§ Task item
Going line by line through the entries below, tally those that hold the string "false". Give only the total.

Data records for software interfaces

------------------------------------

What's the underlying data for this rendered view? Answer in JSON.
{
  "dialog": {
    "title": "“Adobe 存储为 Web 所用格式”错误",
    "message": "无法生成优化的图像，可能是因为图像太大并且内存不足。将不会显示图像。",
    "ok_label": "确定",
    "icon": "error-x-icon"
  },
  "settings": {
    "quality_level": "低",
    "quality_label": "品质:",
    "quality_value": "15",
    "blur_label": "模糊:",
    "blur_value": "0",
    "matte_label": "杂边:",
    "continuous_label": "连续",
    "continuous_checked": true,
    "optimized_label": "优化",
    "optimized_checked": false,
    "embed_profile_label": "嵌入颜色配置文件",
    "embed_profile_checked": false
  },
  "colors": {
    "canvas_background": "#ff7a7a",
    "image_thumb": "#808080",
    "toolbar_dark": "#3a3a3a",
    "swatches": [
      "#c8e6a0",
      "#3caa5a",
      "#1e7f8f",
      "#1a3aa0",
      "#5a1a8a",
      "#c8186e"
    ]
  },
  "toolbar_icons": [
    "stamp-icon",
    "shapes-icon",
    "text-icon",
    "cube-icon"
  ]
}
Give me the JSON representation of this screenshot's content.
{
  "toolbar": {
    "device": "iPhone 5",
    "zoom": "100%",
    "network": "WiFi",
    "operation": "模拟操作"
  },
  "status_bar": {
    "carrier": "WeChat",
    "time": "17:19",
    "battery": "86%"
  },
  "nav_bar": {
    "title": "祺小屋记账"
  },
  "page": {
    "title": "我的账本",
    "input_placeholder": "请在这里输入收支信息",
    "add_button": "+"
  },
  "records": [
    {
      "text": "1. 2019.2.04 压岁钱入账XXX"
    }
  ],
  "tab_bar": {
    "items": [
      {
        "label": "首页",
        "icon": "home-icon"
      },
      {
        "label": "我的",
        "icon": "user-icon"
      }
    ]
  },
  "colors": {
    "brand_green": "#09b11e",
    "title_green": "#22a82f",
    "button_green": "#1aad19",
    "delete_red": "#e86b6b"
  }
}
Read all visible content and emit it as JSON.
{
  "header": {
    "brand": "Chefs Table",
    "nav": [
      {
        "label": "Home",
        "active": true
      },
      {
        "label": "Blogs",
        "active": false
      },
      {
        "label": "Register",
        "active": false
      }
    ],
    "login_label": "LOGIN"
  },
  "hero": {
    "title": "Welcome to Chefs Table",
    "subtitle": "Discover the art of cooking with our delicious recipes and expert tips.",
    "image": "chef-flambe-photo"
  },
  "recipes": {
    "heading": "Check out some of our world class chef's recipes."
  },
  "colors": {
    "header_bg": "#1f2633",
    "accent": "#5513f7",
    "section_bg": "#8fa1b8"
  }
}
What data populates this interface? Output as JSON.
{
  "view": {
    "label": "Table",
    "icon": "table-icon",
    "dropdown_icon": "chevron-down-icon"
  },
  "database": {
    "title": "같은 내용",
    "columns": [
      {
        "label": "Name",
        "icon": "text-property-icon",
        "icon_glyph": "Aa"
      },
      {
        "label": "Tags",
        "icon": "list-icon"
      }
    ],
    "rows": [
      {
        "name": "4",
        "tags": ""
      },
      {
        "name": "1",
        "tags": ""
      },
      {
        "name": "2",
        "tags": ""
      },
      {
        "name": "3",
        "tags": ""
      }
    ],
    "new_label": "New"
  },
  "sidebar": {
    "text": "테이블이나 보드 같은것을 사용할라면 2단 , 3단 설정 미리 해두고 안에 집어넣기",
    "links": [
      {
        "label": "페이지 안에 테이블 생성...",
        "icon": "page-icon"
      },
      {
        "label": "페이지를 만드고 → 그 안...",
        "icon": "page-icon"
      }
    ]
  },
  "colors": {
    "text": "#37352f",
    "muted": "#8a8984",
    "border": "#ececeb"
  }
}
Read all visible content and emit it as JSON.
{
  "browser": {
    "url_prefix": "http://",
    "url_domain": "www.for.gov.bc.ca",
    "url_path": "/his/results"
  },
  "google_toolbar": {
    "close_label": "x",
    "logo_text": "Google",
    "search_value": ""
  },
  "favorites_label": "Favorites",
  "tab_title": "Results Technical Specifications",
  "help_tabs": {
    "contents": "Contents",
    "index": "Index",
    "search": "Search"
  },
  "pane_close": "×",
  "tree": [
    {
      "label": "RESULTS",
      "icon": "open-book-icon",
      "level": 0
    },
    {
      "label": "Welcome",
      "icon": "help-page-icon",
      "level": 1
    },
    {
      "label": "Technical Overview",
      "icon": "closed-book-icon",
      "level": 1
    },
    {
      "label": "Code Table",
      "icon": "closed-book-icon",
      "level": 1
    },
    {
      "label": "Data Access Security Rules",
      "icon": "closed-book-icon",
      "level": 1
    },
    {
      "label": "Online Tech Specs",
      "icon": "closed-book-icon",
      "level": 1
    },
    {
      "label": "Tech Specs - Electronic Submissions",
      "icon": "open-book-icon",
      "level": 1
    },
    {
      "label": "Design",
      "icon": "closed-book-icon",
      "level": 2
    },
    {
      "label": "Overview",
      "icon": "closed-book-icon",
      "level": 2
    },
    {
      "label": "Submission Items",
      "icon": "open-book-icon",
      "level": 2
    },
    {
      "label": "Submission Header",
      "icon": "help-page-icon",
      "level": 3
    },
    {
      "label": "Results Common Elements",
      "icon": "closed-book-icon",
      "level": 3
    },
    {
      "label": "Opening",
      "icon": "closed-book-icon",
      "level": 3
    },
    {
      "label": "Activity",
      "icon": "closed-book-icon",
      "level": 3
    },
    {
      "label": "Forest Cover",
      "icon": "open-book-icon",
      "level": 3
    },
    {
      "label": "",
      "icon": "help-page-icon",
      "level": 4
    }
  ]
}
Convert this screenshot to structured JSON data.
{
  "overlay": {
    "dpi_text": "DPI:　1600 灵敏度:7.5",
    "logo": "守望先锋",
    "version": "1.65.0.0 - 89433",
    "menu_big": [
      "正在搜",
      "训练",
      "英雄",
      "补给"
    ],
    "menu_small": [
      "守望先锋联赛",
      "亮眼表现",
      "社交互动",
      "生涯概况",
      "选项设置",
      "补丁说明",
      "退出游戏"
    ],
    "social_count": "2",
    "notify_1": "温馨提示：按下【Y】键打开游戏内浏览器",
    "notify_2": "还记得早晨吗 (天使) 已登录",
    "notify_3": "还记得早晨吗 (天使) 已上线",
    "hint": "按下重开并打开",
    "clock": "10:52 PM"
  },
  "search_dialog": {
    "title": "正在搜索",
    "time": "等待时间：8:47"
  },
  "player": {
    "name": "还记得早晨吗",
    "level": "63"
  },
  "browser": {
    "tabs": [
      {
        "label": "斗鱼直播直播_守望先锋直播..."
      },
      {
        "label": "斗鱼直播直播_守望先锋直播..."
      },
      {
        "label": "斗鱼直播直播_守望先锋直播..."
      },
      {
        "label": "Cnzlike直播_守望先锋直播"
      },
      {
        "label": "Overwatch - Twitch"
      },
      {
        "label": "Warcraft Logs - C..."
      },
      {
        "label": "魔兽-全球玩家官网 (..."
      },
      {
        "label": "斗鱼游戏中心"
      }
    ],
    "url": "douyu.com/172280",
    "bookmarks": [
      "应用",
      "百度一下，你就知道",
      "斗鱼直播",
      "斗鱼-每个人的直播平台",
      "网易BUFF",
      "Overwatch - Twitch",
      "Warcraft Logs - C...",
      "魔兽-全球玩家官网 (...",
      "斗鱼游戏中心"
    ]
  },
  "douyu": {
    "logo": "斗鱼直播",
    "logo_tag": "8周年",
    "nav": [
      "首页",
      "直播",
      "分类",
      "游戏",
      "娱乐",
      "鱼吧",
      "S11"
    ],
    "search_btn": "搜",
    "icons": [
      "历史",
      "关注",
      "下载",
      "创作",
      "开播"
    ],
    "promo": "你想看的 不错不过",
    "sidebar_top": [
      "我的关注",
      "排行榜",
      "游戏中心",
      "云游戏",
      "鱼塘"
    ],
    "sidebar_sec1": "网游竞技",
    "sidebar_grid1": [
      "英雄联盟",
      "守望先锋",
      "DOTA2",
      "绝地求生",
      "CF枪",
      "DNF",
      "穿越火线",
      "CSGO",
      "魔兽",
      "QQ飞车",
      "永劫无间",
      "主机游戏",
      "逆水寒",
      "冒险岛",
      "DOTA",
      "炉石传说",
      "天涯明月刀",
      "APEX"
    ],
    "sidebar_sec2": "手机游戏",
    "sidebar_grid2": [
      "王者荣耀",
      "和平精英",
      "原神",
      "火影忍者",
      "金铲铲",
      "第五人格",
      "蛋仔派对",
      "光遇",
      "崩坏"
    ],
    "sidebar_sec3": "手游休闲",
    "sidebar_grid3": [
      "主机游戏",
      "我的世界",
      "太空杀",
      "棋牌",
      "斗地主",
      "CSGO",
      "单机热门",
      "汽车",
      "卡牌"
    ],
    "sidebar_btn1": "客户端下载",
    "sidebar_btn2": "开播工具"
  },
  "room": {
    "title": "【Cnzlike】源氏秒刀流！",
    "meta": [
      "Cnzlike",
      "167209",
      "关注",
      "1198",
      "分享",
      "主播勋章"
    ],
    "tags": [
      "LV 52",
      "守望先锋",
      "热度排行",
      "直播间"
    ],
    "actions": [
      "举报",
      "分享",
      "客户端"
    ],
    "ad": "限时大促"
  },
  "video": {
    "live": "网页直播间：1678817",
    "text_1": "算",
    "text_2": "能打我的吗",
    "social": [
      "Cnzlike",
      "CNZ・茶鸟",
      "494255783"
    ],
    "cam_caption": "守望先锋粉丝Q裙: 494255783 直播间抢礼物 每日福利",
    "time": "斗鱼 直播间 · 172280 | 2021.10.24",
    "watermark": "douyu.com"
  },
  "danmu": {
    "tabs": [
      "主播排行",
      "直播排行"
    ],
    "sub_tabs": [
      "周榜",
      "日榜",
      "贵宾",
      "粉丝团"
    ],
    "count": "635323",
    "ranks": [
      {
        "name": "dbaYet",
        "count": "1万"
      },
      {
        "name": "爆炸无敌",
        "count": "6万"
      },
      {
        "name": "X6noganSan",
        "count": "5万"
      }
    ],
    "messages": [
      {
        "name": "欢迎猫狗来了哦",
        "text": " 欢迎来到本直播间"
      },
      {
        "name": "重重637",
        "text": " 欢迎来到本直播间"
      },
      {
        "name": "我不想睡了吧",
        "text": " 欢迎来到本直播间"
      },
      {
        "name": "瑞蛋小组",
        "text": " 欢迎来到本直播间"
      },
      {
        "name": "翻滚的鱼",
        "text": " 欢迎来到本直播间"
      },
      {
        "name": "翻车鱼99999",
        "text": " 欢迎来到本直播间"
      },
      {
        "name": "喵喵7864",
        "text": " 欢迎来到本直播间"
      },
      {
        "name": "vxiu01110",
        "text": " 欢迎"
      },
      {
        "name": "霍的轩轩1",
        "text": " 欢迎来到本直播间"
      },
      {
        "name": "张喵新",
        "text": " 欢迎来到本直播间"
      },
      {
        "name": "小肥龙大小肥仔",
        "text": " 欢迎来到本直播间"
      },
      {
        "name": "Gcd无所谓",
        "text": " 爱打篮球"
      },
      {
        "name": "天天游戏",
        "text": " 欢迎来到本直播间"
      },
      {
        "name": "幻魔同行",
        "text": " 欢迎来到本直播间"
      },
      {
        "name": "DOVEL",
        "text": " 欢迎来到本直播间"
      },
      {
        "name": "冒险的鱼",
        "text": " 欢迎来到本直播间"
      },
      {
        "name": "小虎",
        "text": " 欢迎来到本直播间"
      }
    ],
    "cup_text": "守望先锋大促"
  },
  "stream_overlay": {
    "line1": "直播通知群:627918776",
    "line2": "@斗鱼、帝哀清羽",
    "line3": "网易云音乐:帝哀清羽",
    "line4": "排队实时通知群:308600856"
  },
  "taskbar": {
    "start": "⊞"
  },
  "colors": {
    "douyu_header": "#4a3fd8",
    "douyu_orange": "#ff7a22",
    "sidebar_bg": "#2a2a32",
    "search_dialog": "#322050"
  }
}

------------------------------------

§ Response area
4